Do you want to be a sales legend?
I know I do. Since the beginning I’ve wanted to make more money than everyone else in the industry and break all the records.
I wasn’t shy about telling people in the office either.
When I started out my sales career I had so much confidence in my future success that I actually trash talked the top sales reps in the office and told them how much better I would be than them in the future. True story. Yeah, I know, pretty arrogant. It came back to bite me later on…
I quickly learned that it was a mistake, or karma getting back at me, because I spent the next 3 months writing no business and eating humble pie. Once my confidence was lessened I had to learn how the sales game worked, and how to be coachable. That’s when I began to realize that I could learn from the people who were successful before me, if I dropped my know-it-all attitude.
If you research into the habits of the worlds most successful people you’ll find a lot of similarities. These habits can apply to all aspects of life, not just sales. However, there are different levels of success. I never expected to find the formula for legendary success while vacationing in Florence, Italy.
The legend I speak of is Michelangelo. He was and is considered the greatest artist of all time. When you consider the title “of all time,” that’s when you become something of legend. Especially since he was alive over 500 years ago and people today still say his skill and talents will never be matched. Just let that sit with you for a moment.
I believe we can reach this same level of legendary status in sales. The more I study his habits and his works of art, I realize there are 3 skill sets that any salesperson could start doing today and then begin a career overflowing with success.
At 22 years of age Michelangelo spent 2 years of his life and created the Pieta that is one of the main pieces of art showcased inside of St. Peters in the Vatican City and considered on of the greatest pieces of work in history.
At 26 years of age Michelangelo spent nearly 3 years of his life and created another legendary piece of work for the Medici family called David.

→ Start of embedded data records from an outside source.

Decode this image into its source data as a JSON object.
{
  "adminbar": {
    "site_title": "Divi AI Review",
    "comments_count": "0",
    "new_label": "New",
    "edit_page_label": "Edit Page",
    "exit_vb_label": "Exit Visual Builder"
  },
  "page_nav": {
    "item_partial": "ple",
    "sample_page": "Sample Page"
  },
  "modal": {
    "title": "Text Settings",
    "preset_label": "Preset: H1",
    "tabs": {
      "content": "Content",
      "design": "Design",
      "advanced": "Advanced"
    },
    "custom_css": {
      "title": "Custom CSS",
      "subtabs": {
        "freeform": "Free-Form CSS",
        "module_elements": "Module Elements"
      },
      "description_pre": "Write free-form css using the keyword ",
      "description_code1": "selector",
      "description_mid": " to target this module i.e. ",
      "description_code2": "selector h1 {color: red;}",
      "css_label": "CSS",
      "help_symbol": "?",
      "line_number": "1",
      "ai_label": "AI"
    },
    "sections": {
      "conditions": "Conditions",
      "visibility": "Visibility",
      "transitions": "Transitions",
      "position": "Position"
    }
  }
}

Those were just a few of his statues. But then he was asked to paint! He did pretty well there too, I guess.
Then St. Peters in the Vatican needed to be built. So guess who they asked to do it? The obvious choice right? Choose the person who can carve statues out of marble and paint. Now Michelangelo became the architect of St. Peters.
How are your goals set up? Do they scare you at all? Are they so big and crazy that you believe they could never come to pass?
Everything starts with goal setting. Think about what goals you have for yourself in your sales career, and in your life. Then think bigger. If you want to achieve the impossible, you need to first invest in the time it takes to get your mind crystal clear around what you would love in your life.
If you think your dreams are too crazy, think about Michelangelo and just what is possible to accomplish in one’s life.
Related Link: How To Set Goals To Ensure You Have Work Life Balance
Education, preparation and practice help build confidence.
You started your sales career believing that your company would educate you in how to sell and be successful in your job. They gave you a sales pitch, objection handling scripts, sales strategy and direction to prepare you to be successful prospecting. They then helped you practice by providing role plays, and simulations so you could be put into scenarios that could improve upon your sales skill sets prior to going out into the field. That last part is where everything you’ve learned gets solidified in the application of actually doing it.
That’s when it’s on you. You must continue the application of what you’ve learned. Action builds confidence.
The best sales professionals never stop learning. They never stop preparing. They never stop practicing. They put what they learn into action right away and with confidence.
They don’t wait for the sales manager or vice president to encourage them to continue learning or provide extra training. Not if they want to become the best out there.
Michelangelo spent years in education and in mentorship for painting and sculpting. He constantly challenged himself and worked on his craft.
What are you doing to improve your skill sets beyond the rest of your peers? How are you investing in yourself? Remember, there’s education, followed by preparation and then practice (application). If you don’t reach the application point, you’ll lose everything else.